**TASK DETAILS:** Lines with the word "Combo" in them are the ones to copy from the records.

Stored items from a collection
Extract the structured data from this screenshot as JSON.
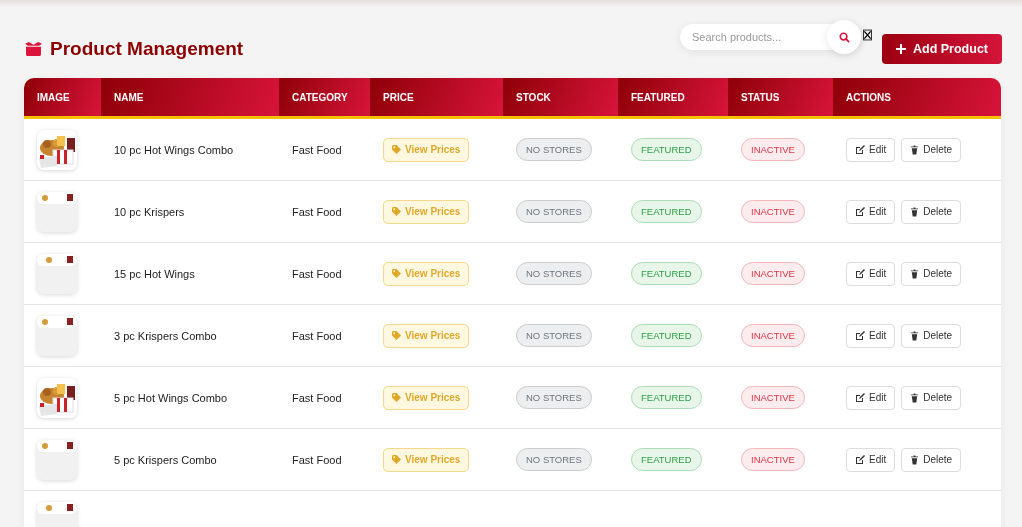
{
  "page": {
    "title": "Product Management"
  },
  "search": {
    "placeholder": "Search products..."
  },
  "add_button": {
    "label": "Add Product"
  },
  "table": {
    "columns": [
      "IMAGE",
      "NAME",
      "CATEGORY",
      "PRICE",
      "STOCK",
      "FEATURED",
      "STATUS",
      "ACTIONS"
    ],
    "rows": [
      {
        "kind": "product",
        "name": "10 pc Hot Wings Combo",
        "category": "Fast Food",
        "price": "View Prices",
        "stock": "NO STORES",
        "featured": "FEATURED",
        "is_featured": true,
        "status": "INACTIVE",
        "active": false,
        "edit": "Edit",
        "delete": "Delete"
      },
      {
        "kind": "product",
        "name": "10 pc Krispers",
        "category": "Fast Food",
        "price": "View Prices",
        "stock": "NO STORES",
        "featured": "FEATURED",
        "is_featured": true,
        "status": "INACTIVE",
        "active": false,
        "edit": "Edit",
        "delete": "Delete"
      },
      {
        "kind": "product",
        "name": "15 pc Hot Wings",
        "category": "Fast Food",
        "price": "View Prices",
        "stock": "NO STORES",
        "featured": "FEATURED",
        "is_featured": true,
        "status": "INACTIVE",
        "active": false,
        "edit": "Edit",
        "delete": "Delete"
      },
      {
        "kind": "product",
        "name": "3 pc Krispers Combo",
        "category": "Fast Food",
        "price": "View Prices",
        "stock": "NO STORES",
        "featured": "FEATURED",
        "is_featured": true,
        "status": "INACTIVE",
        "active": false,
        "edit": "Edit",
        "delete": "Delete"
      },
      {
        "kind": "product",
        "name": "5 pc Hot Wings Combo",
        "category": "Fast Food",
        "price": "View Prices",
        "stock": "NO STORES",
        "featured": "FEATURED",
        "is_featured": true,
        "status": "INACTIVE",
        "active": false,
        "edit": "Edit",
        "delete": "Delete"
      },
      {
        "kind": "product",
        "name": "5 pc Krispers Combo",
        "category": "Fast Food",
        "price": "View Prices",
        "stock": "NO STORES",
        "featured": "FEATURED",
        "is_featured": true,
        "status": "INACTIVE",
        "active": false,
        "edit": "Edit",
        "delete": "Delete"
      },
      {
        "kind": "partial"
      }
    ]
  }
}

**WORKED SOLUTION:**
        "name": "10 pc Hot Wings Combo",
        "name": "3 pc Krispers Combo",
        "name": "5 pc Hot Wings Combo",
        "name": "5 pc Krispers Combo",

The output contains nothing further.